Envy’s music is not exactly melodic, nor is it exactly noise. It’s a lot like a sea or windy day, in the respect that there are quiet parts and loud parts, but seldom, if ever, a moment of silence. During the set, the bassist and guitar players spend most of their time looking at their strings, which adds to the introverted aesthetic and can be a lesson to young musicians to focus on their instruments over their poses (or, at least, to integrate looking at their instruments into their poses). Tetsu wore a baseball ca with the bill tilted low over his bent down face, further adding to that introverted feel of the band. When he sang, he would face upward and expose his face, as if his words flew in an arc from his mouth, landing from above into the ears of the audience. His movements also seemed deliberately self-conscious; always bending over to the left.

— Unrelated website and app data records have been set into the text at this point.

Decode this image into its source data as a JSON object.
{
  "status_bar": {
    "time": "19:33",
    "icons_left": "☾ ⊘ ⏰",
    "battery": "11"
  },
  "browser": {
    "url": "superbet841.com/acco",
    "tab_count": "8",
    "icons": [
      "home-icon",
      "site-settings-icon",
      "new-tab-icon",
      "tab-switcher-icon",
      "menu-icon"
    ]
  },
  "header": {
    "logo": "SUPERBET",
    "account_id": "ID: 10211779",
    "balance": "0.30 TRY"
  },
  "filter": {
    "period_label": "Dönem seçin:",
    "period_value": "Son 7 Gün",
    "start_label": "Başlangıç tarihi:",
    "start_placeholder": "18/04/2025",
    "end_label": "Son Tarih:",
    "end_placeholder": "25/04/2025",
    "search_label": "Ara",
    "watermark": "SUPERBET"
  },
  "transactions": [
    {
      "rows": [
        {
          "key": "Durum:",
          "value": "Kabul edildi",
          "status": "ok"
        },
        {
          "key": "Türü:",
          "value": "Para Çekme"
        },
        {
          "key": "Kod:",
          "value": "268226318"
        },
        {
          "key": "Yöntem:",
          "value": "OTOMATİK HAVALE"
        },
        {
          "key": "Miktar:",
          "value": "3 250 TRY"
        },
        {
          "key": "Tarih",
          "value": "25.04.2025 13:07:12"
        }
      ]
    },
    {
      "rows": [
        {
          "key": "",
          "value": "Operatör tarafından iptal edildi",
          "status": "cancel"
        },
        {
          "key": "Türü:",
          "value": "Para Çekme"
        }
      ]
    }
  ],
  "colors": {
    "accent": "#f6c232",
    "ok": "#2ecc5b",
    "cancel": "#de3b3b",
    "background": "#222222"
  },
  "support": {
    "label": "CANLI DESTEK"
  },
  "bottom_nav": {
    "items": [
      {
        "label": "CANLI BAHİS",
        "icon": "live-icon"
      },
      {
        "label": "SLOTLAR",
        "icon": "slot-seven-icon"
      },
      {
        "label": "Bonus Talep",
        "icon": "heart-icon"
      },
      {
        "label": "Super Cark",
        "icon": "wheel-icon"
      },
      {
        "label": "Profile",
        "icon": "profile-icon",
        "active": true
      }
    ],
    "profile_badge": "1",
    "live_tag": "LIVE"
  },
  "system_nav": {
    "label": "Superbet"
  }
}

The crowd was really into the show, though there was a lack of any kind of slam dancing. Most people stood and stared calmly, not trying to show too much emotion. Halfway through the set, Tetsu addressed the crowd in a very soft voice, explaining that the band had just toured the States and was happy to be back in Japan, while thanking everyone for coming to the show. It was not a short address, but it wasn’t too long, either. While Tetsu’s spoke, I couldn’t help but observe the audience members listening quietly and attentively to his words. It was exactly what Nobu had been talking about when he had described Japanese crowds as being “quiet” and it seemed like a moment of genuine communication from the stage to audience.
If Envy’s music can be described as a storm of sound, then the speech was a quiet moment right between when the rain seems like it’s about to stop and when it really begins to pour. And, like a storm, there were captivating moments during Envy’s set and there were monotonous ones. There was an element of danger, as well as of surprise, and there were calm spaces that provided shelter from the most intense elements. I left the show unable to recall one song standing out from another, but simply contemplating the atmosphere of sound that I had just finished experiencing. Trying to find the words to describe the music that I had just witnessed, I couldn’t help but think back to Nobu’s words from the interview, “EnvyはＥｎｖｙ.” (“Envy is Envy”).